§ **WHAT YOU SHOULD DO**
Every line below that includes the word "time" needs to be copied.

(Element data from apps and pages)

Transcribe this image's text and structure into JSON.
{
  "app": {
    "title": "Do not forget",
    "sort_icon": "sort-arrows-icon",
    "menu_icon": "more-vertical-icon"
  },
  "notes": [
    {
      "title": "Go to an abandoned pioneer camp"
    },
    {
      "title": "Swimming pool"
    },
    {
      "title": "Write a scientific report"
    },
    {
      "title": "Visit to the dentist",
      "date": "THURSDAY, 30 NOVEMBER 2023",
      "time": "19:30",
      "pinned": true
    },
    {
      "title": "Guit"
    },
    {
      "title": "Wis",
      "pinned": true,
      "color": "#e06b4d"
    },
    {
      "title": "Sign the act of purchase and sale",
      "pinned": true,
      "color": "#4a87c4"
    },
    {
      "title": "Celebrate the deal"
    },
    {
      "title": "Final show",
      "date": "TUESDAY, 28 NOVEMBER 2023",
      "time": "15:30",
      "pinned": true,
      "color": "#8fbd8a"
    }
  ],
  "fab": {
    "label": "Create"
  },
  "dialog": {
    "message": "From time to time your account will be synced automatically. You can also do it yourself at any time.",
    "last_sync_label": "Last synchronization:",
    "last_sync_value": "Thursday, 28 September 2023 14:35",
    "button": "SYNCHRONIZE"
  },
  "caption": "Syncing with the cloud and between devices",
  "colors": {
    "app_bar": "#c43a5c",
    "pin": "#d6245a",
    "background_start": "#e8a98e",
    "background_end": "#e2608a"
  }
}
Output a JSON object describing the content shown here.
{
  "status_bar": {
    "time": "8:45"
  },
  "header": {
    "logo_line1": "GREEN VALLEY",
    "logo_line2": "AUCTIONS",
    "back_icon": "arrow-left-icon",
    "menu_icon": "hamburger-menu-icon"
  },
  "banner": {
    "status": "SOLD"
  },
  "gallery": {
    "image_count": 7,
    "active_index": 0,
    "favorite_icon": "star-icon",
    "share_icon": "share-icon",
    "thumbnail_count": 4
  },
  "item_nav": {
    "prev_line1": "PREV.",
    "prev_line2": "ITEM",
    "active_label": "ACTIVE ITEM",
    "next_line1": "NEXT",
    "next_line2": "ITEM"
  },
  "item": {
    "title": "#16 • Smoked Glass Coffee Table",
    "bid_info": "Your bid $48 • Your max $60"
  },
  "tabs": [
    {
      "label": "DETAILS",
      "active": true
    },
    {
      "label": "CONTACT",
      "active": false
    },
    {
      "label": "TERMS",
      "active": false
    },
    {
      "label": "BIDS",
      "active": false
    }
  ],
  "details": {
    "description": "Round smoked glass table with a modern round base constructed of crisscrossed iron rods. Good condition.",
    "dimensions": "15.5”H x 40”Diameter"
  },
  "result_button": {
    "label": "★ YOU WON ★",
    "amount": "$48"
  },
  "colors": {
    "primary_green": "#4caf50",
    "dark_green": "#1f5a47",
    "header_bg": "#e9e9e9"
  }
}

§ **WRITTEN ANSWER**
      "time": "19:30",
      "time": "15:30",
    "message": "From time to time your account will be synced automatically. You can also do it yourself at any time.",
    "time": "8:45"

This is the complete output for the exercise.